(Required action) Go to the line that contains "Parse this screenshot: output" and extract it along with every line after it, exactly, through the end of the data below.

(Input records)

=-=-=-=-=

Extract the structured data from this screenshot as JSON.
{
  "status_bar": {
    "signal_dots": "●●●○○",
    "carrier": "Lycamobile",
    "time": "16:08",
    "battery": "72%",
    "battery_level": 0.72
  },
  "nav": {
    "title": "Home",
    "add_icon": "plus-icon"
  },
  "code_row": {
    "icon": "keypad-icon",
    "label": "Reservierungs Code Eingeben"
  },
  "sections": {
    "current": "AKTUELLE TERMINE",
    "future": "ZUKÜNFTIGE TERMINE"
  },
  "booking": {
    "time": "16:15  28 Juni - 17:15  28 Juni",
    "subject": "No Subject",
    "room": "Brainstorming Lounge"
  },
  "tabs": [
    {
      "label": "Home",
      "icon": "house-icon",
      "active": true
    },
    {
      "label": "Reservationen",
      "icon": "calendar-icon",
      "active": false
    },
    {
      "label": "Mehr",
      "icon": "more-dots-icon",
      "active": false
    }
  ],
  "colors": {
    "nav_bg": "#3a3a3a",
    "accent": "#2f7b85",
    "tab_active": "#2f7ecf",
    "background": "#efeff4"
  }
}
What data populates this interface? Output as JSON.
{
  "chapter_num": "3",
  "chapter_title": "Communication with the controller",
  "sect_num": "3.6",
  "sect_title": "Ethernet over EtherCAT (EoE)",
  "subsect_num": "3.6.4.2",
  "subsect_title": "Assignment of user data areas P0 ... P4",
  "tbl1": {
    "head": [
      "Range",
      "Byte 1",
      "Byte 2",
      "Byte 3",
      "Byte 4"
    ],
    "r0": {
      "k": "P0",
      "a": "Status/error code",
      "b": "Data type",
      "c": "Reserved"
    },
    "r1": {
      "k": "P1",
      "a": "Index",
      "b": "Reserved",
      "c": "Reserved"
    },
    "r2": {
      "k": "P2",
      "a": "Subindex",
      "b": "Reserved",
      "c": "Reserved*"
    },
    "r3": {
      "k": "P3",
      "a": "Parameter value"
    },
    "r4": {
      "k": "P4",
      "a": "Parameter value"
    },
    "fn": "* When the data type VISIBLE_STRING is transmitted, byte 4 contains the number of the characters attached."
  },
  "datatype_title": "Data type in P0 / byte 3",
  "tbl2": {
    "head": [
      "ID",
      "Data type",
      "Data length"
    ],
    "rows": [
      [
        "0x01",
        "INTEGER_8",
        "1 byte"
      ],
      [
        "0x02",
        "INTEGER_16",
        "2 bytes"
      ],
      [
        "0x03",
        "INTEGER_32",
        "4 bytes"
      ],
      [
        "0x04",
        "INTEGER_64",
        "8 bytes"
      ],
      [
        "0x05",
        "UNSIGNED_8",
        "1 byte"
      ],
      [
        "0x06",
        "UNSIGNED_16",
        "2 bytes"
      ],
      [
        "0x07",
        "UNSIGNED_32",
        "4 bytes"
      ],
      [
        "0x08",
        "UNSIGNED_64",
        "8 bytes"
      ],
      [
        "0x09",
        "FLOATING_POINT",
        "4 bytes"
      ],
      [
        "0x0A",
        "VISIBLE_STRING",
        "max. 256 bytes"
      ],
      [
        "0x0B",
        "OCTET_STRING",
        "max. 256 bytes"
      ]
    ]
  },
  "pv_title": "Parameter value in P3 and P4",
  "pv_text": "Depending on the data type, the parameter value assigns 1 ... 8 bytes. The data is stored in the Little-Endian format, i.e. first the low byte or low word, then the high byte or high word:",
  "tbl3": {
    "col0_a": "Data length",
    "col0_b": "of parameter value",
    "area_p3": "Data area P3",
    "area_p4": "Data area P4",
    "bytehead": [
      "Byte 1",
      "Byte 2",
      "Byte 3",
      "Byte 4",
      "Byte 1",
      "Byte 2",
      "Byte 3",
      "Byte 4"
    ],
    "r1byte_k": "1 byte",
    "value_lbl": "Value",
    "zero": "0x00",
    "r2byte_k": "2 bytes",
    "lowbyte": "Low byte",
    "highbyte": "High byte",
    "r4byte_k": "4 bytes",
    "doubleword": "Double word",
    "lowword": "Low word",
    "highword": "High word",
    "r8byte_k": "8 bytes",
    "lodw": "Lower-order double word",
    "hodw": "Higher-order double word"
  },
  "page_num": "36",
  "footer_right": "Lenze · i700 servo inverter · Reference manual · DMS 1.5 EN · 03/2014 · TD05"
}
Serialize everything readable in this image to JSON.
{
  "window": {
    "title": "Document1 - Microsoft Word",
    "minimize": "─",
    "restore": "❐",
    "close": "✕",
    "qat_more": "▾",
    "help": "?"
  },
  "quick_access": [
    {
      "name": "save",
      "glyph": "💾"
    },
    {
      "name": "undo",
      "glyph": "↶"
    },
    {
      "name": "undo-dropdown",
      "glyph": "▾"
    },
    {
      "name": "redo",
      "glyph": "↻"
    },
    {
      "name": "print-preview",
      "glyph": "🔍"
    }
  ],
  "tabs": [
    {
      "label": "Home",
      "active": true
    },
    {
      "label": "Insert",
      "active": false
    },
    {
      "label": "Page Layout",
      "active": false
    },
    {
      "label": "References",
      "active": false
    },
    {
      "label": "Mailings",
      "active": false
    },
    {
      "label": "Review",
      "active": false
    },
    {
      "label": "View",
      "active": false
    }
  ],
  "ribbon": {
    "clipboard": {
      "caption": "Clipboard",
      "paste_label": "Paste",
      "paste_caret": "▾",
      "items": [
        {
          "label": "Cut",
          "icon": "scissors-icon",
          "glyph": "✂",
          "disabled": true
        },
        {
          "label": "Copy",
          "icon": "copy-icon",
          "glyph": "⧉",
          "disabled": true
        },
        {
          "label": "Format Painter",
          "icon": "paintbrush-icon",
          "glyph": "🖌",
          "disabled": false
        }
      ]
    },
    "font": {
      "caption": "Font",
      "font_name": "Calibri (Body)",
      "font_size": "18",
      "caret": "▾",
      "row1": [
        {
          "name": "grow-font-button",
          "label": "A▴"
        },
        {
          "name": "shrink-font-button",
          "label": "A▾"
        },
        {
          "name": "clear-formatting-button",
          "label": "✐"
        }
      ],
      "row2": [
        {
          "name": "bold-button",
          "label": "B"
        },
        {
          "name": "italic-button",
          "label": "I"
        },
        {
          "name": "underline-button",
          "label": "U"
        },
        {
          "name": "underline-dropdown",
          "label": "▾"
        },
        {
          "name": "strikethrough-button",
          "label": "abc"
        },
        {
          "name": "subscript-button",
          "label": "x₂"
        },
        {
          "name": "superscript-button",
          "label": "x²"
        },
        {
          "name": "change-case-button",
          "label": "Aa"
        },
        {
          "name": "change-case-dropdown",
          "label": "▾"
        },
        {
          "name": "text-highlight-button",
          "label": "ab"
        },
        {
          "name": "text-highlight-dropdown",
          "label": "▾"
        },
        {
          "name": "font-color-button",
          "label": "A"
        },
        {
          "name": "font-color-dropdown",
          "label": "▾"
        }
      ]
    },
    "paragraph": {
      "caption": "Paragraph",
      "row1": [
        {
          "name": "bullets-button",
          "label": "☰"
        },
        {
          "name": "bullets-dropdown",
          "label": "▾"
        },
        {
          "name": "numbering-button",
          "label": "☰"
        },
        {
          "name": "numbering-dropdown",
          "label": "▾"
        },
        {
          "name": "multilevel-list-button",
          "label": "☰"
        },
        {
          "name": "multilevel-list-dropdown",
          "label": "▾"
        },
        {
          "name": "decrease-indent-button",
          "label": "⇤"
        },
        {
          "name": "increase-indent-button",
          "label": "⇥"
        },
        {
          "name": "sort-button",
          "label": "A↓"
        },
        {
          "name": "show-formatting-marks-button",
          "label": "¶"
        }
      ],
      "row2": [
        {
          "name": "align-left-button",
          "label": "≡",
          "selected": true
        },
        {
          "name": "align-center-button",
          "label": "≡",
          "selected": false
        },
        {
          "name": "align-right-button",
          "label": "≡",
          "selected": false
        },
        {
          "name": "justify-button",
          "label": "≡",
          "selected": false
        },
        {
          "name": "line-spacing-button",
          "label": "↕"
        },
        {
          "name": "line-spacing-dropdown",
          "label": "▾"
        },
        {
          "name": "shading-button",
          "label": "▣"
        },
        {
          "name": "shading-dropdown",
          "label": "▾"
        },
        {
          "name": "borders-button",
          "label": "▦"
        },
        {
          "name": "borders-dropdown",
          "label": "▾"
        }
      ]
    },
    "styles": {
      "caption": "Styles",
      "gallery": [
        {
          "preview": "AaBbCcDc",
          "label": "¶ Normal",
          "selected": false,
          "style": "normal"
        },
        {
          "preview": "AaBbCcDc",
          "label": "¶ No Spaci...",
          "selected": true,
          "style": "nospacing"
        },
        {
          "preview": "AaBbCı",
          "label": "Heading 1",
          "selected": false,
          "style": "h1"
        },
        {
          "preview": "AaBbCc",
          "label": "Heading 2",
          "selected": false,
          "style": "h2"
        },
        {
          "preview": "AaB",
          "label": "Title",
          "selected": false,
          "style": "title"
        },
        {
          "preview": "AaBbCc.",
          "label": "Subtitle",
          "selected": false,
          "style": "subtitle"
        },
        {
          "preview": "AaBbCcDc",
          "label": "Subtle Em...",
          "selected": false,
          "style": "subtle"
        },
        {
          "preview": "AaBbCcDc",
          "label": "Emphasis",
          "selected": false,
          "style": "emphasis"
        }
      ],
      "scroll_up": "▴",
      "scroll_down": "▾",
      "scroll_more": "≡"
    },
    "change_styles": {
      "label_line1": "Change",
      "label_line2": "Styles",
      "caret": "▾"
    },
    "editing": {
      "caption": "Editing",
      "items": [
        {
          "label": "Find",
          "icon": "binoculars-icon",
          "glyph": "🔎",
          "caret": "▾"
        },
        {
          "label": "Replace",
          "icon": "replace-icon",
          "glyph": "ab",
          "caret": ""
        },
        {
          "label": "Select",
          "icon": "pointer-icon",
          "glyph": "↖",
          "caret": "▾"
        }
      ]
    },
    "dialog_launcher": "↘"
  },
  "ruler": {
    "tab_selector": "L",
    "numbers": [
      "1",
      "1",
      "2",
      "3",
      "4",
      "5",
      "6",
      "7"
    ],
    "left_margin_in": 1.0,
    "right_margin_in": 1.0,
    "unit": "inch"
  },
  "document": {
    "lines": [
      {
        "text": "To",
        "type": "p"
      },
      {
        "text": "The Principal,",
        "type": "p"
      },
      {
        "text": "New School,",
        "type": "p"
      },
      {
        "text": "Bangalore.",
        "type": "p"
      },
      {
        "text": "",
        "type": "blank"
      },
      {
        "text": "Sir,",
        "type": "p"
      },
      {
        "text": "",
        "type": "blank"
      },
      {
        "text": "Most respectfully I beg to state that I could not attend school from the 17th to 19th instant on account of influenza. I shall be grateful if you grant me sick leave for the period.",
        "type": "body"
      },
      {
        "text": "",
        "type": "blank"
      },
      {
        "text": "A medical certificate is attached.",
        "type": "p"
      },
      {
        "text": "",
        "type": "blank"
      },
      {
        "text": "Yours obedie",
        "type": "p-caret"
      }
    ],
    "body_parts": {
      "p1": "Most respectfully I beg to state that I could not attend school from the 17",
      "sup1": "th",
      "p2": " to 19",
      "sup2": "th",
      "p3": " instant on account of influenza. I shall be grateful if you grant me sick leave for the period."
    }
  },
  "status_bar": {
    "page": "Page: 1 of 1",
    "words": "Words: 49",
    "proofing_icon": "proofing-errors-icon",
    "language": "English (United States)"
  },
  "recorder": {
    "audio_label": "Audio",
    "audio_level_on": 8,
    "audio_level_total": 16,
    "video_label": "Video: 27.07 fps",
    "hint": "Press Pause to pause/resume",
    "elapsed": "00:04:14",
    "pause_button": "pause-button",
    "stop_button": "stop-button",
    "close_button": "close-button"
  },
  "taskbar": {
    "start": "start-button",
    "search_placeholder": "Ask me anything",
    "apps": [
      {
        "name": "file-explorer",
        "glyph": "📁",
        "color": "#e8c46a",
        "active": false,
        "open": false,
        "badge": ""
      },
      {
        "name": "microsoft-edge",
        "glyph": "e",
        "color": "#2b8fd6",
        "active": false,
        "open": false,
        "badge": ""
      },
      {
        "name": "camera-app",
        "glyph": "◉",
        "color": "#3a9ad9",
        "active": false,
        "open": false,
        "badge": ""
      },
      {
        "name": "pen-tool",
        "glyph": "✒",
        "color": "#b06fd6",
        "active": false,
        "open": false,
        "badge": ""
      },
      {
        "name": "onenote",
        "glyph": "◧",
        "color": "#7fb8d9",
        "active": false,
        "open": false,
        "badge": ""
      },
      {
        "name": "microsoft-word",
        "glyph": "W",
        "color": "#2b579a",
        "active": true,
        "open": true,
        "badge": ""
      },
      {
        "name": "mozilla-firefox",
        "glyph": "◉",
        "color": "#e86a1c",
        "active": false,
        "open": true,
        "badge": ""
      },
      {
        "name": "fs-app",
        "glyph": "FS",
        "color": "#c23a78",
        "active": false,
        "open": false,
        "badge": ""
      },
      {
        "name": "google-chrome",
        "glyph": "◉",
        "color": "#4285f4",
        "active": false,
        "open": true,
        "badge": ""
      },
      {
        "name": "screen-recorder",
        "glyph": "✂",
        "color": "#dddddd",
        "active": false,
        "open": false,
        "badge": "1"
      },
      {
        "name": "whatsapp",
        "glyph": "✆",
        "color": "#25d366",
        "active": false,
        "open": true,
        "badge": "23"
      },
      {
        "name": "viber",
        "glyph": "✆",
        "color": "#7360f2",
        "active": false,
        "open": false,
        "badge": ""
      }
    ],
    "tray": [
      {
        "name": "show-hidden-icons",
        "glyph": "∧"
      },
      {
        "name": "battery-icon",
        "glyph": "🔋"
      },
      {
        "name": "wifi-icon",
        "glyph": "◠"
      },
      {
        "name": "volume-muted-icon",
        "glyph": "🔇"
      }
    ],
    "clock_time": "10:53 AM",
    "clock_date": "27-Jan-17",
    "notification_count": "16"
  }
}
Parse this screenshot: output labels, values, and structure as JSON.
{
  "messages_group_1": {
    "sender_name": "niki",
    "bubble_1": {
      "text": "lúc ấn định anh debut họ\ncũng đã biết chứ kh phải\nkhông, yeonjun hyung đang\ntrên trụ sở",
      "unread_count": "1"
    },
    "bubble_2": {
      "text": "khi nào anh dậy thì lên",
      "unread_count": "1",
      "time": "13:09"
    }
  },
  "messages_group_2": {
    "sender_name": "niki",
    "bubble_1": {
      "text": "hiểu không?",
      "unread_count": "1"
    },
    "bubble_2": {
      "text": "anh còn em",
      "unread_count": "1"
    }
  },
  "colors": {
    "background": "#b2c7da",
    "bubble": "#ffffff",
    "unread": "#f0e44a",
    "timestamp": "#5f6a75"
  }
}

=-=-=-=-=

(Response)
Parse this screenshot: output labels, values, and structure as JSON.
{
  "messages_group_1": {
    "sender_name": "niki",
    "bubble_1": {
      "text": "lúc ấn định anh debut họ\ncũng đã biết chứ kh phải\nkhông, yeonjun hyung đang\ntrên trụ sở",
      "unread_count": "1"
    },
    "bubble_2": {
      "text": "khi nào anh dậy thì lên",
      "unread_count": "1",
      "time": "13:09"
    }
  },
  "messages_group_2": {
    "sender_name": "niki",
    "bubble_1": {
      "text": "hiểu không?",
      "unread_count": "1"
    },
    "bubble_2": {
      "text": "anh còn em",
      "unread_count": "1"
    }
  },
  "colors": {
    "background": "#b2c7da",
    "bubble": "#ffffff",
    "unread": "#f0e44a",
    "timestamp": "#5f6a75"
  }
}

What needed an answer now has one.